The role of referees in sports has transformed dramatically from its inception, transitioning from mere timekeepers to central figures responsible for enforcing rules, ensuring fair play, and sometimes, bearing the weight of the game's outcome on their shoulders. This article traces the history of refereeing, exploring its origins, the significant developments over the years, and the contemporary challenges and controversies surrounding the profession.


Origins and Historical Development

The concept of a referee, as we understand it today, was virtually non-existent in the earliest forms of organized sports, which date back thousands of years. The modern referee's roots can be traced back to 1581, when Richard Mulcaster, a 16th-century educator, emphasized the need for a "judge over the parties" in football, highlighting the necessity for an impartial figure to oversee the fairness and integrity of the game.

However, it wasn't until the late 19th century that this idea began to materialize formally. The formation of the first-ever referee’s society in London marked a pivotal moment in sports history. This society aimed to educate individuals on the rules of soccer, ensuring that matches were officiated properly. Prior to this, the role of referees was limited to keeping time, with players themselves largely responsible for regulating the game.


The Profession Today

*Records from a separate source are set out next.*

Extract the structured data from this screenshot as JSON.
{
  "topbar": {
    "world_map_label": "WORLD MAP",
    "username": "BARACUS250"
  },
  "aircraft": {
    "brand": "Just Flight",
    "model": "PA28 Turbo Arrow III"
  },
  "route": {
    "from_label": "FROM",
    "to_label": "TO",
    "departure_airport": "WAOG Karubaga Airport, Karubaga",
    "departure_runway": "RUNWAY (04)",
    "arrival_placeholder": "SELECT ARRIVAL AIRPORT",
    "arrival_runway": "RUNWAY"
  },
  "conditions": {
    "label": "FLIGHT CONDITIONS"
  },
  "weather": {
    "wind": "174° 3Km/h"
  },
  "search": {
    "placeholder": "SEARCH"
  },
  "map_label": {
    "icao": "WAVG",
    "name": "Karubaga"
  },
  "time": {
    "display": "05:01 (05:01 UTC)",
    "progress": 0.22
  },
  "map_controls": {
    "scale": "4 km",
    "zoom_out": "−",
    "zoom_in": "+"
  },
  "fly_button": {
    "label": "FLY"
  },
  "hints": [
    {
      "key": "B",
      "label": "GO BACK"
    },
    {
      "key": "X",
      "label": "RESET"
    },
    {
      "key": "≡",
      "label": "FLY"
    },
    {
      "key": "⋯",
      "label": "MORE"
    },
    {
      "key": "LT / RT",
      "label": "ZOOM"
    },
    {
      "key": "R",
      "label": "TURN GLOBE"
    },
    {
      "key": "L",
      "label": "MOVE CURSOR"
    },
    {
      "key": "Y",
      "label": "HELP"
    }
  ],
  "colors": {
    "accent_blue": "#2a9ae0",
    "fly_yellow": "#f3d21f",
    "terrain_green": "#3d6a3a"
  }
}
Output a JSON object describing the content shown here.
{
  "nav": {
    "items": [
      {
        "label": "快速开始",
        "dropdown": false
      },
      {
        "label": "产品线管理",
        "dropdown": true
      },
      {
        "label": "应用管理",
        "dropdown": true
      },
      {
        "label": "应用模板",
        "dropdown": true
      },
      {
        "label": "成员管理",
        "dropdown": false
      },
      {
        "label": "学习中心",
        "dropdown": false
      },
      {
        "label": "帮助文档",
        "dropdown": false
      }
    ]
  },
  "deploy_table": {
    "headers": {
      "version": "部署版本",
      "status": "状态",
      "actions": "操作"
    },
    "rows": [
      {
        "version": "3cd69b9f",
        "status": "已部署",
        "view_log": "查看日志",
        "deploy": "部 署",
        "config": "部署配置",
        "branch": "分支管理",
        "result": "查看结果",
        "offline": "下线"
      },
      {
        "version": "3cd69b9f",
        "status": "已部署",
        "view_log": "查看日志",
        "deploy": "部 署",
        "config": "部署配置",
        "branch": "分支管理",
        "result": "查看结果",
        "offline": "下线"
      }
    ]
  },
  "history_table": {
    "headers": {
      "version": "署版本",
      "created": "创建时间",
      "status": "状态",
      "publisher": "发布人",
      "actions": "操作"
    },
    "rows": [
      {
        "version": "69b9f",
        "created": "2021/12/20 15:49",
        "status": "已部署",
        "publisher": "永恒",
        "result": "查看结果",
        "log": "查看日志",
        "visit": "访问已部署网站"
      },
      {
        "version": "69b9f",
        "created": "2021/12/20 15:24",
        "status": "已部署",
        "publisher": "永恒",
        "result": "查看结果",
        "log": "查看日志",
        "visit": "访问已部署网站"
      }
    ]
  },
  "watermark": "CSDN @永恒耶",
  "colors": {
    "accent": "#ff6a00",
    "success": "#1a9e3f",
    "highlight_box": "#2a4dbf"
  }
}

Today, referees are integral to sports, responsible for more than just timekeeping. They enforce rules, manage the game's flow, and ensure the safety and fairness of play. The profession demands a keen eye, quick decision-making, and a comprehensive understanding of the game. Referees are now at the crossroads of real-time action and future play, balancing the dynamics between the ball (or puck) and the players.

The path to becoming a referee involves a rigorous qualification process, with aspirants starting from officiating youth games and potentially moving up to semi-professional and professional levels. For instance, NFL officials are required to have at least 10 years of experience, including major college games, before considering officiating in the league. Similarly, USA Hockey outlines six major steps to becoming a referee, emphasizing the profession's demanding nature.


Controversies and the Human Element

Despite the structured path and rigorous training, the profession is not immune to controversies, which have occasionally marred its reputation. High-profile scandals, such as the NBA's Tim Donaghy betting on games he officiated, have sparked debates on integrity and trust within the profession. Instances like the "Fail Mary" incident in the NFL and contentious calls in major soccer matches have underscored the significant impact referees have on the outcome of games and, by extension, on fans' emotions.


The Role of Technology

The advent of technology in officiating, including the use of instant replays and electronic systems, has ushered in a new era of controversy. While technology aims to ensure accuracy, it raises questions about the pace of play and the potential loss of the human element in sports. The interaction between officials and players, a fundamental aspect of the game, cannot be replicated by technology. Yet, the drive for fairness and accuracy continues to push the boundaries of electronic officiating.


The Future of Refereeing

As the profession continues to evolve, so does its composition. Efforts to diversify and refresh the role of referees are ongoing, with increasing calls for inclusivity. The presence of female referees in top-tier leagues across various sports marks a progressive step towards breaking long-standing barriers. However, much work remains to ensure that refereeing becomes a viable and inclusive profession for all, reflecting the diversity and dynamism of sports themselves.



The history of refereeing is a testament to the sport's evolution, highlighting the transition from simple rule enforcement to a complex profession integral to the game's integrity. As technology and societal expectations continue to shape the profession, the essence of refereeing—a commitment to fairness, integrity, and the love of the game—remains unchanged. The future of officiating, while uncertain, promises to be as dynamic and exciting as the sports it seeks to govern.